Psychologist Susan McClanahan, Ph.D. has worked in the field for 20 years. | Jackie Pilossoph~For Sun-Times Media
Insight Behavioral Health Centers
1535 Lake Cook Road #303
Updated: October 30, 2012 10:16AM
NORTHBROOK — Take a look at a magazine and almost always, the model or starlet gracing the cover appears to have the body a typical adolescent wishes she had.
The pressure to be skinny is more present than ever, and according to Susan McClanahan, co-founder and co-director of Insight Behavioral Health Centers, it’s one of the main reasons eating disorders are on the rise.
“The standard of beauty has gotten so much thinner, and kids want to aspire to a standard that isn’t natural to them,” said McClanahan, who has a doctorate in Clinical Psychology from Northwestern Medical School, and who has worked in the field for 20 years, “There’s a perception that you can control your weight more than you actually can.”
Insight Behavioral Health Centers is an intensive outpatient treatment facility for anorexia, bulimia, compulsive overeating, stress, phobias and other mood and anxiety disorders that offers individual and group therapy for adolescents and adults. The practice has four offices – their main facility which is downtown, as well as offices in Evanston, Willowbrook and Northbrook, which specializes in adolescent care.
T.R. is an 18 year-old who voluntarily went into a program last spring at Insight.

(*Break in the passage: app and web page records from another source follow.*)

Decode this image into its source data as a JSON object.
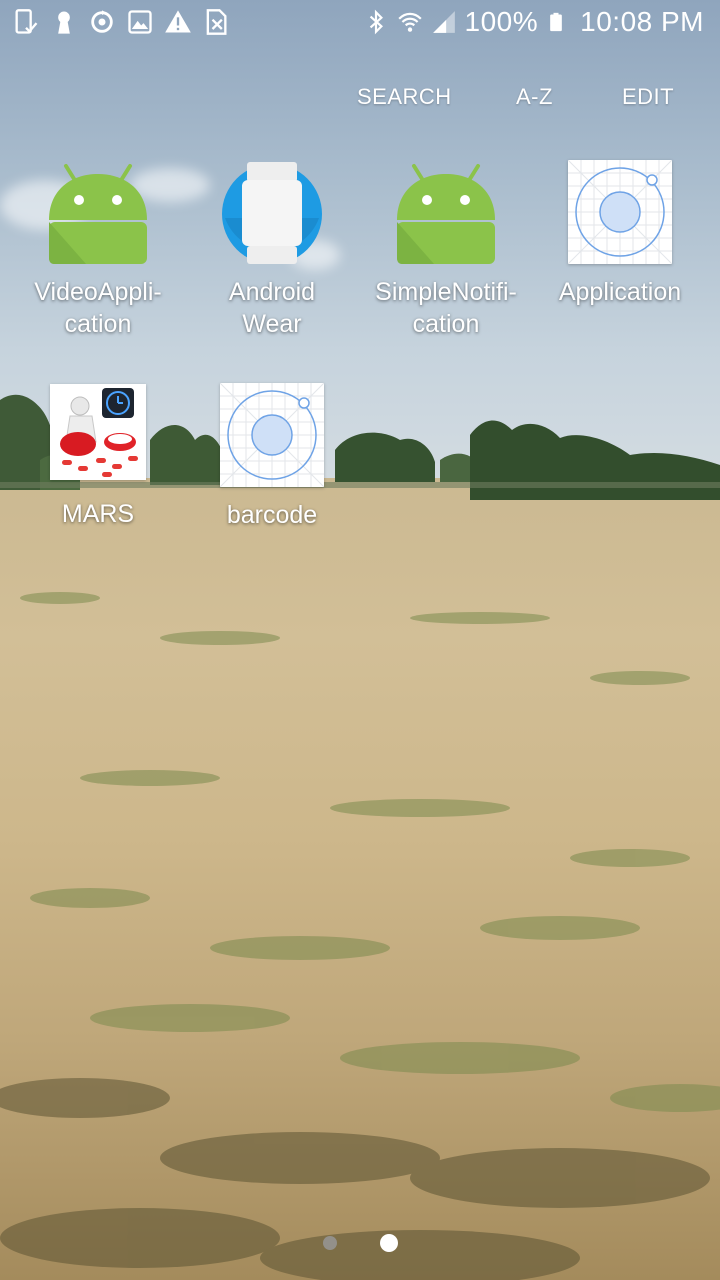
{
  "status_bar": {
    "left_icons": [
      "check-device-icon",
      "keyhole-icon",
      "sync-icon",
      "image-icon",
      "warning-icon",
      "no-sim-icon"
    ],
    "right_icons": [
      "bluetooth-icon",
      "wifi-icon",
      "signal-icon",
      "battery-icon"
    ],
    "battery": "100%",
    "time": "10:08 PM"
  },
  "actions": {
    "search": "SEARCH",
    "az": "A-Z",
    "edit": "EDIT"
  },
  "apps": [
    {
      "label": "VideoAppli-\ncation",
      "icon": "android-icon"
    },
    {
      "label": "Android\nWear",
      "icon": "android-wear-icon"
    },
    {
      "label": "SimpleNotifi-\ncation",
      "icon": "android-icon"
    },
    {
      "label": "Application",
      "icon": "default-app-icon"
    },
    {
      "label": "MARS",
      "icon": "mars-pills-icon"
    },
    {
      "label": "barcode",
      "icon": "default-app-icon"
    }
  ],
  "page_indicator": {
    "pages": 2,
    "current": 2
  }
}
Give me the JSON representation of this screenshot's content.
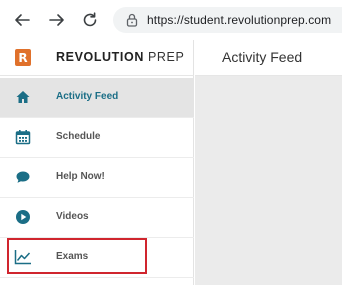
{
  "browser": {
    "url": "https://student.revolutionprep.com"
  },
  "brand": {
    "logo_letter": "R",
    "name_bold": "REVOLUTION",
    "name_light": "PREP",
    "logo_color": "#e0712b"
  },
  "sidebar": {
    "items": [
      {
        "label": "Activity Feed",
        "icon": "home-icon",
        "active": true
      },
      {
        "label": "Schedule",
        "icon": "calendar-icon",
        "active": false
      },
      {
        "label": "Help Now!",
        "icon": "chat-bubble-icon",
        "active": false
      },
      {
        "label": "Videos",
        "icon": "play-circle-icon",
        "active": false
      },
      {
        "label": "Exams",
        "icon": "line-chart-icon",
        "active": false,
        "highlighted": true
      }
    ]
  },
  "header": {
    "title": "Activity Feed"
  },
  "colors": {
    "accent": "#1b6e86",
    "highlight": "#d0252e"
  }
}
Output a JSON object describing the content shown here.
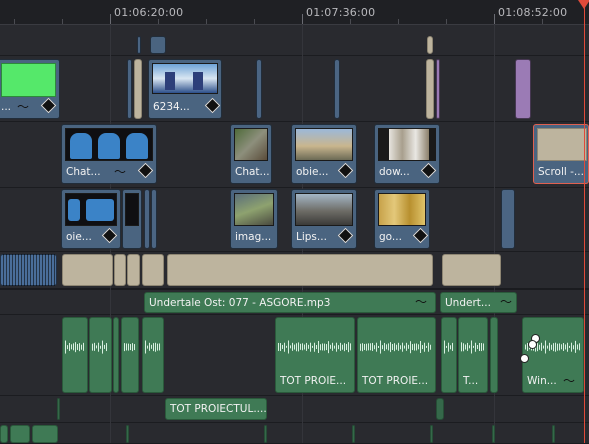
{
  "ruler": {
    "timecodes": [
      "01:06:20:00",
      "01:07:36:00",
      "01:08:52:00"
    ]
  },
  "video_tracks": {
    "v4_clips": [
      {
        "name": "...",
        "label": "..."
      },
      {
        "name": "6234...",
        "label": "6234..."
      }
    ],
    "v3_clips": [
      {
        "label": "Chat..."
      },
      {
        "label": "Chat..."
      },
      {
        "label": "obie..."
      },
      {
        "label": "dow..."
      },
      {
        "label": "Scroll -..."
      }
    ],
    "v2_clips": [
      {
        "label": "oie..."
      },
      {
        "label": "imag..."
      },
      {
        "label": "Lips..."
      },
      {
        "label": "go..."
      }
    ]
  },
  "audio_tracks": {
    "music_clips": [
      {
        "label": "Undertale Ost: 077 - ASGORE.mp3"
      },
      {
        "label": "Undert..."
      }
    ],
    "voice_clips": [
      {
        "label": "TOT PROIE..."
      },
      {
        "label": "TOT PROIE..."
      },
      {
        "label": "T..."
      },
      {
        "label": "Win..."
      }
    ],
    "lower_clips": [
      {
        "label": "TOT PROIECTUL...."
      }
    ]
  },
  "colors": {
    "background": "#2a2b30",
    "video_clip": "#4a6480",
    "audio_clip": "#3f7a55",
    "placeholder_clip": "#bdb49e",
    "generator_clip": "#55e86a",
    "adjustment_clip": "#9b7bb5",
    "playhead": "#e04a3a"
  },
  "icons": [
    "diamond-fx-icon",
    "curve-keyframe-icon"
  ]
}
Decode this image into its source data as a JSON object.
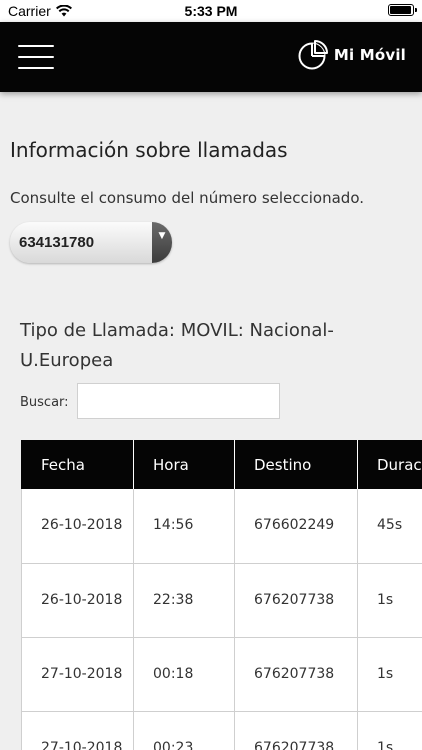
{
  "status_bar": {
    "carrier": "Carrier",
    "time": "5:33 PM",
    "battery_level": 0.95
  },
  "header": {
    "menu_icon": "hamburger-menu-icon",
    "logo_icon": "pie-chart-icon",
    "brand_name": "Mi Móvil",
    "background_color": "#050505"
  },
  "main": {
    "title": "Información sobre llamadas",
    "subtitle": "Consulte el consumo del número seleccionado.",
    "selected_number": "634131780"
  },
  "call_type": "Tipo de Llamada: MOVIL: Nacional-U.Europea",
  "search": {
    "label": "Buscar:",
    "value": "",
    "placeholder": ""
  },
  "table": {
    "columns": [
      "Fecha",
      "Hora",
      "Destino",
      "Duración"
    ],
    "rows": [
      [
        "26-10-2018",
        "14:56",
        "676602249",
        "45s"
      ],
      [
        "26-10-2018",
        "22:38",
        "676207738",
        "1s"
      ],
      [
        "27-10-2018",
        "00:18",
        "676207738",
        "1s"
      ],
      [
        "27-10-2018",
        "00:23",
        "676207738",
        "1s"
      ]
    ]
  }
}
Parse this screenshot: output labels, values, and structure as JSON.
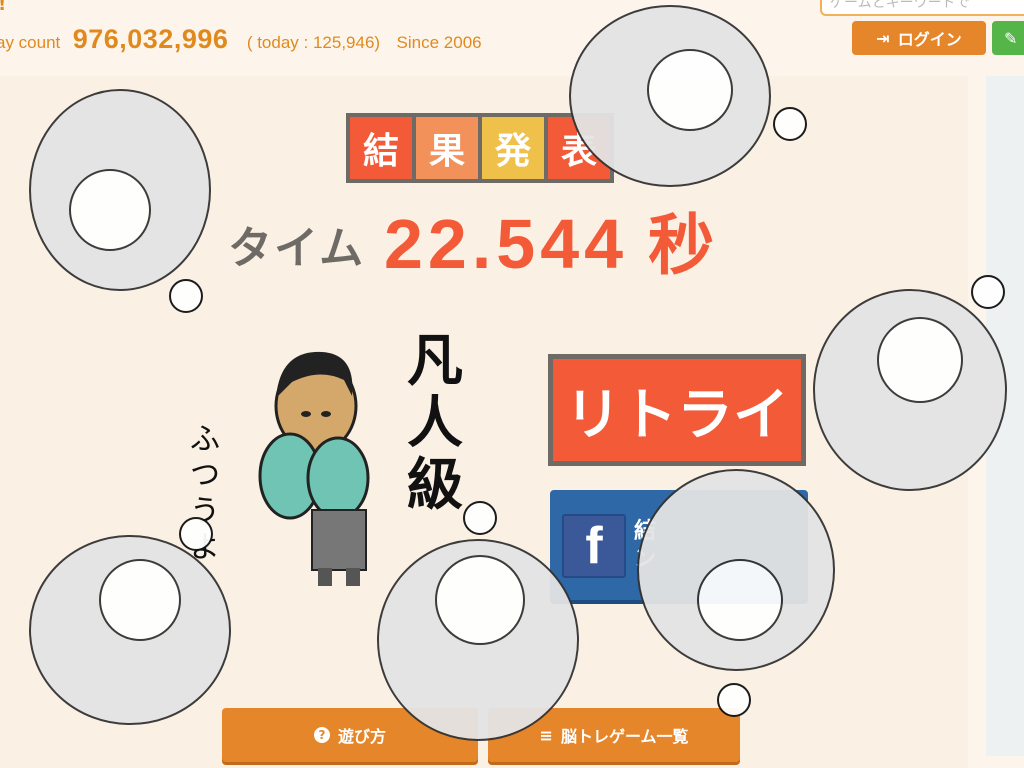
{
  "header": {
    "excl": "!",
    "count_label": "ay count",
    "count_value": "976,032,996",
    "today": "( today : 125,946)",
    "since": "Since 2006",
    "search_placeholder": "ゲームとキーワードで",
    "login_label": "ログイン"
  },
  "result": {
    "title_chars": [
      "結",
      "果",
      "発",
      "表"
    ],
    "time_label": "タイム",
    "time_value": "22.544",
    "time_unit": "秒",
    "rank_chars": [
      "凡",
      "人",
      "級"
    ],
    "quote_chars": [
      "ふ",
      "つ",
      "う",
      "よ"
    ],
    "retry_label": "リトライ",
    "share_line1": "結",
    "share_line2": "ン"
  },
  "footer": {
    "howto_label": "遊び方",
    "gamelist_label": "脳トレゲーム一覧"
  },
  "colors": {
    "accent": "#e6862a",
    "retry": "#f25a38",
    "facebook": "#2e68a6",
    "title_tiles": [
      "#f25a38",
      "#f2915a",
      "#efc14a",
      "#f25a38"
    ]
  }
}
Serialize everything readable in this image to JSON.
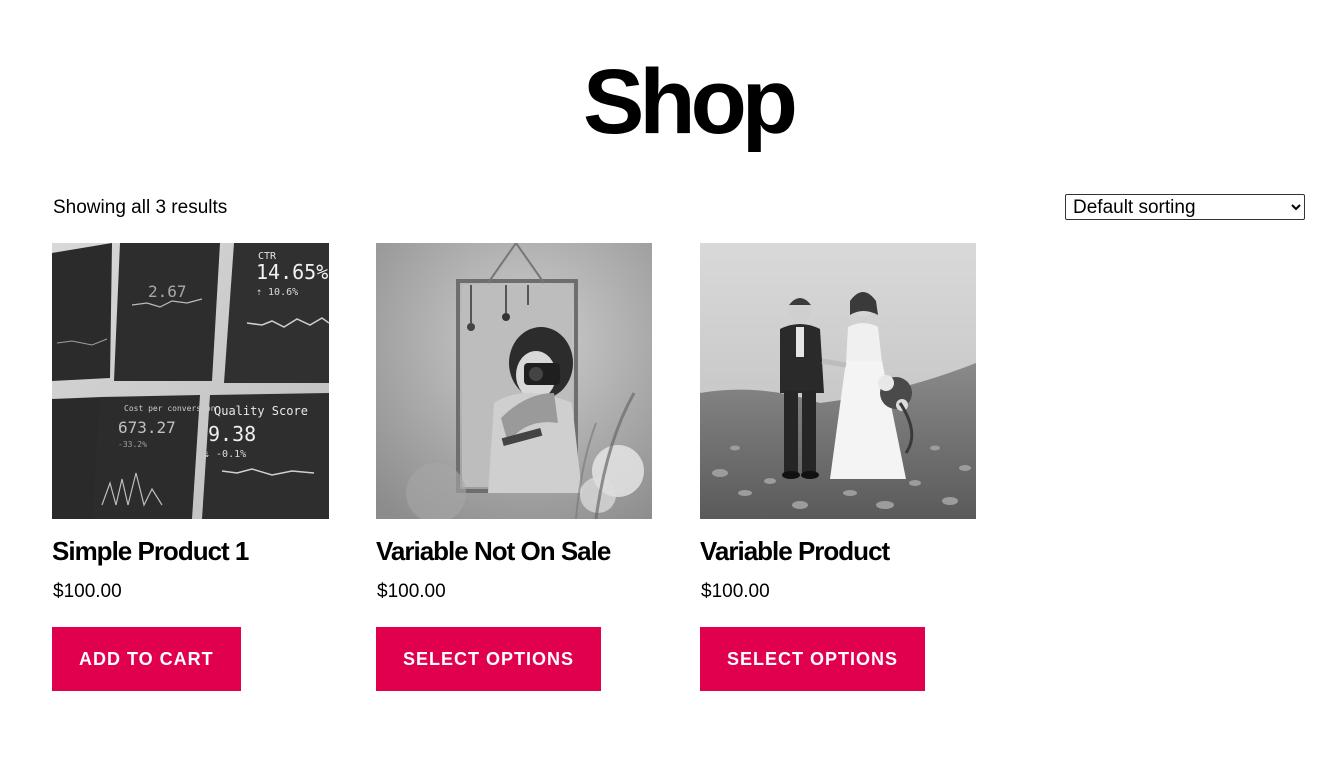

“My eating disorder, bulimia started around eighth grade and was on and off throughout high school,” she said, “Finally, around senior year, I wanted to get my life together before college, so I decided to go to treatment.”
T.R. said it was her decision to enter a program, and that most parents have to drag their child there.
Insight’s programming involves 12 hours per week of group therapy along with individual counseling as needed, in what McClanahan calls a “homey environment.”
“We cook meals here, which is very important because some patients have become fearful of eating or are afraid to eat in front of people, so we have them eating together” she said, “We also do art therapy, family therapy and yoga and mindfulness.”
“I got a meal plan and we would eat together three times a week” T.R. said. “I learned coping skills and did a lot of journaling and art therapy.”
Insight has approximately 100 employees. The Northbrook facility employs a family therapist, psychologists, a social worker, individual therapists and a dietician. Patients come in for an initial evaluation and then the group of professionals discusses the case and determines the level of care needed. McClanahan said sometimes the patient’s condition is such that he or she needs to go to a residential facility, but if they are a good fit for Insight, they can stay in school, or at their job while being treated, which is a huge benefit.
“We can actually do the work at home in the community and they can do the recovery,” said McClanahan, “The earlier you catch this, if you can get help within the first two years, then you’re 50% more likely to recover.”
According to McClanahan, the average course of therapy is two years. Insight is in network for most major insurance companies.
“There is so much pressure on teenagers today and I think they feel so out of control, and they feel like they can act out their perfectionism on their body,” said McClanahan, “This is a place where people can get help and recover without having to go to a residential facility.”
“I could not be happier than I am now,” said T.R., who is now a college freshman, “But it was a difficult process. You can never fully get rid of it, but dealing with it and putting the fears aside, I’ve found my voice and developed great coping skills.”